Mental health

Defeating epilepsy: taking stock in Ghana’s multi-country epilepsy workshop

In the African Region, up to 90% of people living with epilepsy go without treatment. This is what is called the treatment gap. In 2012, Ghana launched its Fight Against Epilepsy Initiative, part of the WHO Programme on Reducing the Epilepsy Treatment Gap. The treatment gap was about 58% in the regions of Ghana where the pilot project was implemented. Less than four years later the treatment gap in these areas has already reduced by nearly half.

On 15 –16 September 2015, Ghana’s Minister of Health, the Honorable Alex Segbefia, opened a multi-country workshop attended by more than 150 stakeholders from 17 countries by praising the Initiative’s project team. He spoke of his vision for expanding the Initiative across Ghana and beyond its borders: "Ghana is ready to own this project and scale it up to all 10 regions of the country to improve access to quality care and services for people with epilepsy, and raise epilepsy as a priority on the national health agenda… We believe that the learning that has taken place will be replicated and scaled up in all the regions of Africa and elsewhere.”

“Proper medication, proper medical attention, and a supportive environment can make a person with epilepsy live a better and more fulfilling life. ... It is my wish and prayer that together we will educate everybody on epilepsy”

A person living with epilepsy in Ghana

The policy-makers, experts, people living with epilepsy, nongovernmental organizations (NGOs) and other key stakeholders who convened in Accra, discussed the project’s achievements. Participants viewed the WHO film, Ghana: treating and defeating epilepsy, which gave further insight into the development of successful non-specialist community-based epilepsy health-care packages. The workshop provided an important platform for deliberations on how continuing challenges in epilepsy care can be overcome in the African Region.

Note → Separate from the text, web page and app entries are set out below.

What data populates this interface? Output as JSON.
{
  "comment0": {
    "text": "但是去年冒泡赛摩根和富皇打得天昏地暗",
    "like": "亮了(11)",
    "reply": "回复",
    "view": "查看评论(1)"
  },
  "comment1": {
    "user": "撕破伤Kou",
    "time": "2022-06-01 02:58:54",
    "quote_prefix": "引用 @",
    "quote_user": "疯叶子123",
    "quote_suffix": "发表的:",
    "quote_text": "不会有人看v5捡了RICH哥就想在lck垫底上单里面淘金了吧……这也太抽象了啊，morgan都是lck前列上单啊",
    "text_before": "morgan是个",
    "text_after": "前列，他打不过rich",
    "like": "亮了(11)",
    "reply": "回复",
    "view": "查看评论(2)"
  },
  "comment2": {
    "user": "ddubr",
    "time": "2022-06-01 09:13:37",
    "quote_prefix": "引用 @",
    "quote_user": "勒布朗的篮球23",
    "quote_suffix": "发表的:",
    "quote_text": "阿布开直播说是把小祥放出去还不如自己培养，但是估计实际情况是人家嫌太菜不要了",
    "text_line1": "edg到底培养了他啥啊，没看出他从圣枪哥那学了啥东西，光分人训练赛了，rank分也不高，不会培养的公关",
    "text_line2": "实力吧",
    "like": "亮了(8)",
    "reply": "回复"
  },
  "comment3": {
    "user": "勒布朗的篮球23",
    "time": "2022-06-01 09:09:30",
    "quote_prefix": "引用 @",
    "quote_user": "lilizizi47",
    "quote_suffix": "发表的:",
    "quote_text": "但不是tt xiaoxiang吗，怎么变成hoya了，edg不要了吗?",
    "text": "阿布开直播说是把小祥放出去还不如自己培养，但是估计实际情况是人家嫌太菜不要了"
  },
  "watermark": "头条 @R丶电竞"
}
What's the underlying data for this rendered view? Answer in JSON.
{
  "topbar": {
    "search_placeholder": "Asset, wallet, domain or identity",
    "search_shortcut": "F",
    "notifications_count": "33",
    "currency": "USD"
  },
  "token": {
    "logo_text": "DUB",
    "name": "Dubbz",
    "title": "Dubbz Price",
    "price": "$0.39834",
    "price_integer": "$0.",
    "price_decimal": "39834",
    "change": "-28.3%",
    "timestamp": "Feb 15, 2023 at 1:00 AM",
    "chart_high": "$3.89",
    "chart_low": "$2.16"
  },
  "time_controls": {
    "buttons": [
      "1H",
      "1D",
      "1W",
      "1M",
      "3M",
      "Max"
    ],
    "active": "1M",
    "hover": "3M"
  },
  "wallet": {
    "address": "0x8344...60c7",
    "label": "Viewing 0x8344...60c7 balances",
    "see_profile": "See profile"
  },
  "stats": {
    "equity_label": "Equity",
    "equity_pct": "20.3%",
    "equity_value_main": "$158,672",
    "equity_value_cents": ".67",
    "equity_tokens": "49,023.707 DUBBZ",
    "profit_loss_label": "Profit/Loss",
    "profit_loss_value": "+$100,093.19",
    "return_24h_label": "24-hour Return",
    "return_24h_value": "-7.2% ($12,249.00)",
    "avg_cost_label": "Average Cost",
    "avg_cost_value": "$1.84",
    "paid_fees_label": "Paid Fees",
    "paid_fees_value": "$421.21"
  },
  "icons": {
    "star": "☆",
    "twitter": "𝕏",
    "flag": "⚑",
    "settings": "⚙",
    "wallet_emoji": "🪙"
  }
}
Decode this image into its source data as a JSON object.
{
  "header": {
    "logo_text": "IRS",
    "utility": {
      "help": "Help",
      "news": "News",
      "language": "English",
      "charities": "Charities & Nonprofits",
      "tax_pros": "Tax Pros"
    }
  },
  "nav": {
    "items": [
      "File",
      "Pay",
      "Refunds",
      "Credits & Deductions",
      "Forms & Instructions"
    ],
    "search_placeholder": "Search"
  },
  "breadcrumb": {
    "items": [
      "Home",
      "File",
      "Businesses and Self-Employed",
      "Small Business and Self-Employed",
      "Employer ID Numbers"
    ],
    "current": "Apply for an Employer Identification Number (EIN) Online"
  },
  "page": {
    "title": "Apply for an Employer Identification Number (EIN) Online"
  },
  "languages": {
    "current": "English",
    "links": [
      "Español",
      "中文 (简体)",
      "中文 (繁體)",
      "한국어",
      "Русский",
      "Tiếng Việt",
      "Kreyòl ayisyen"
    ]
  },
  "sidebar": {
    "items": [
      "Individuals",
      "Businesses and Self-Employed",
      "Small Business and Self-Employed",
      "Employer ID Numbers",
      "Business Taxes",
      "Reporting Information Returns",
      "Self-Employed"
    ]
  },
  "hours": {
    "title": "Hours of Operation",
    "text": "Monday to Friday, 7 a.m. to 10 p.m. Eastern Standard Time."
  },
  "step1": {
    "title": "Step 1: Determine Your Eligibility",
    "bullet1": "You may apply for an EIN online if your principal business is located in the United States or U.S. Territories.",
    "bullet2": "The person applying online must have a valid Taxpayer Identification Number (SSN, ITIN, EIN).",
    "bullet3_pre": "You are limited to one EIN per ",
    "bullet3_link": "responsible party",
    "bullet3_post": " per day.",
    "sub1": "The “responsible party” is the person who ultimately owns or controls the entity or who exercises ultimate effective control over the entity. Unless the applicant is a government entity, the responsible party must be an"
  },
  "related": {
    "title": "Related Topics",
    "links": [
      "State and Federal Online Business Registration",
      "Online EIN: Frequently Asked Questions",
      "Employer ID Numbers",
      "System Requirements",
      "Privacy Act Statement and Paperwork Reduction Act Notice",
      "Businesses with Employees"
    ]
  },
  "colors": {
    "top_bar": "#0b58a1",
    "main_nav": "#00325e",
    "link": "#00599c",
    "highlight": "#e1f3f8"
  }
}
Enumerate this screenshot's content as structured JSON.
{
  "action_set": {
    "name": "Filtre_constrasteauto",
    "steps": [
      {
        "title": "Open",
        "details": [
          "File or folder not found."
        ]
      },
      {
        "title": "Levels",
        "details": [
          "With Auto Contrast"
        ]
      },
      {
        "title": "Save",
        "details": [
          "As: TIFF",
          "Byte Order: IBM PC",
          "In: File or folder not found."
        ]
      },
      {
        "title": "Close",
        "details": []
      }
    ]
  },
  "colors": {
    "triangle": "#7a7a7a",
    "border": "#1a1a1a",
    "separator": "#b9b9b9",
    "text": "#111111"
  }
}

These included the prioritization of epilepsy in health budgets, improving access to diagnosis and treatment at the community level, making anti-epileptic medications available and accessible, and reducing stigma and discrimination. In accordance with the Sixty-eight World Health Assembly‘s 20 recommendations, workshop participants successfully formulated approaches for scaling up Ghana’s project nationally, as well as a framework for advancing epilepsy care across the WHO African Region.

In addition to engaging in policy dialogue, participants listened to the perspectives of people living with epilepsy, NGOs and other community members, with the aim of understanding the needs of people living in communities and how these needs can be addressed. “Proper medication, proper medical attention, and a supportive environment can make a person with epilepsy live a better and more fulfilling life. ... It is my wish and prayer that together we will educate everybody on epilepsy” concluded Francesca Aba Larbie, a person living with epilepsy in Ghana.